• **Stored data**:
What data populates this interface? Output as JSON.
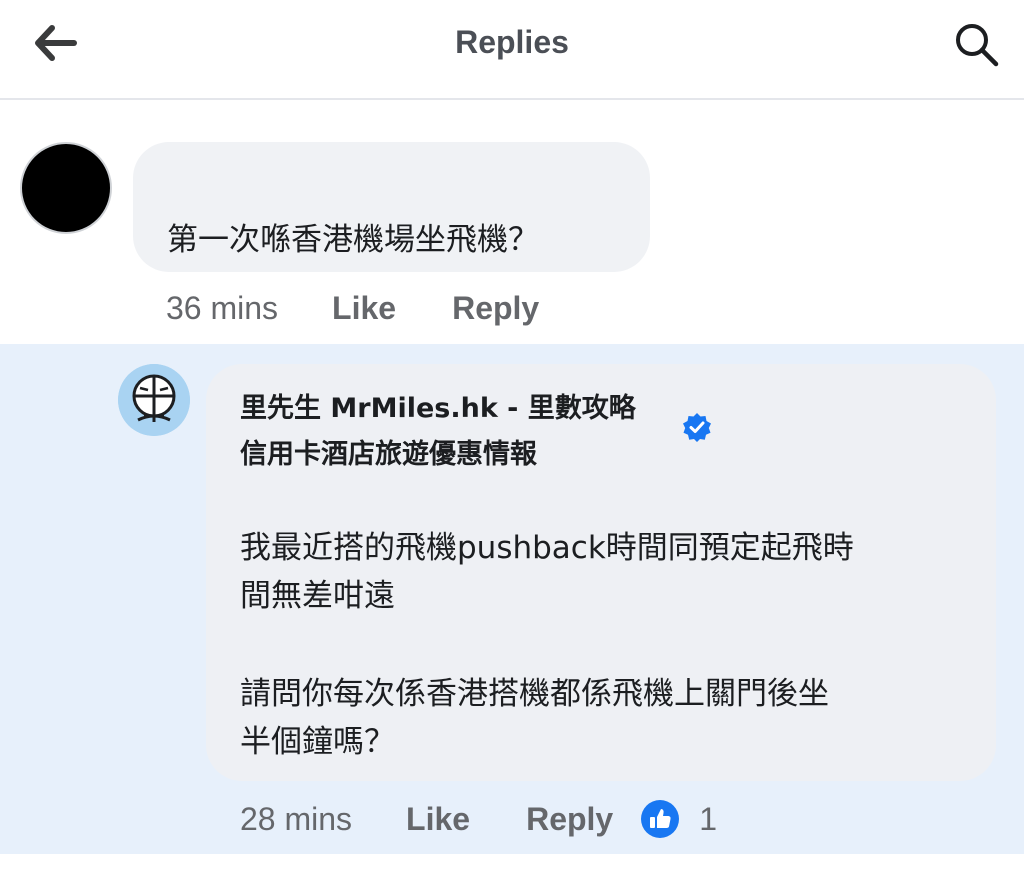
{
  "header": {
    "title": "Replies",
    "back_icon": "arrow-left-icon",
    "search_icon": "search-icon"
  },
  "comment1": {
    "text": "第一次喺香港機場坐飛機？",
    "time": "36 mins",
    "like_label": "Like",
    "reply_label": "Reply"
  },
  "comment2": {
    "author_line1": "里先生 MrMiles.hk - 里數攻略",
    "author_line2": "信用卡酒店旅遊優惠情報",
    "paragraph1_line1": "我最近搭的飛機pushback時間同預定起飛時",
    "paragraph1_line2": "間無差咁遠",
    "paragraph2_line1": "請問你每次係香港搭機都係飛機上關門後坐",
    "paragraph2_line2": "半個鐘嗎？",
    "time": "28 mins",
    "like_label": "Like",
    "reply_label": "Reply",
    "reaction_count": "1"
  },
  "colors": {
    "highlight_bg": "#e7f0fb",
    "bubble_bg": "#f0f2f5",
    "meta_text": "#65676b",
    "like_blue": "#1877f2",
    "verified_blue": "#1877f2"
  }
}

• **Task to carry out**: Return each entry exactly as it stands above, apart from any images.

• **Solved exercise**:
What data populates this interface? Output as JSON.
{
  "header": {
    "title": "Replies",
    "back_icon": "arrow-left-icon",
    "search_icon": "search-icon"
  },
  "comment1": {
    "text": "第一次喺香港機場坐飛機？",
    "time": "36 mins",
    "like_label": "Like",
    "reply_label": "Reply"
  },
  "comment2": {
    "author_line1": "里先生 MrMiles.hk - 里數攻略",
    "author_line2": "信用卡酒店旅遊優惠情報",
    "paragraph1_line1": "我最近搭的飛機pushback時間同預定起飛時",
    "paragraph1_line2": "間無差咁遠",
    "paragraph2_line1": "請問你每次係香港搭機都係飛機上關門後坐",
    "paragraph2_line2": "半個鐘嗎？",
    "time": "28 mins",
    "like_label": "Like",
    "reply_label": "Reply",
    "reaction_count": "1"
  },
  "colors": {
    "highlight_bg": "#e7f0fb",
    "bubble_bg": "#f0f2f5",
    "meta_text": "#65676b",
    "like_blue": "#1877f2",
    "verified_blue": "#1877f2"
  }
}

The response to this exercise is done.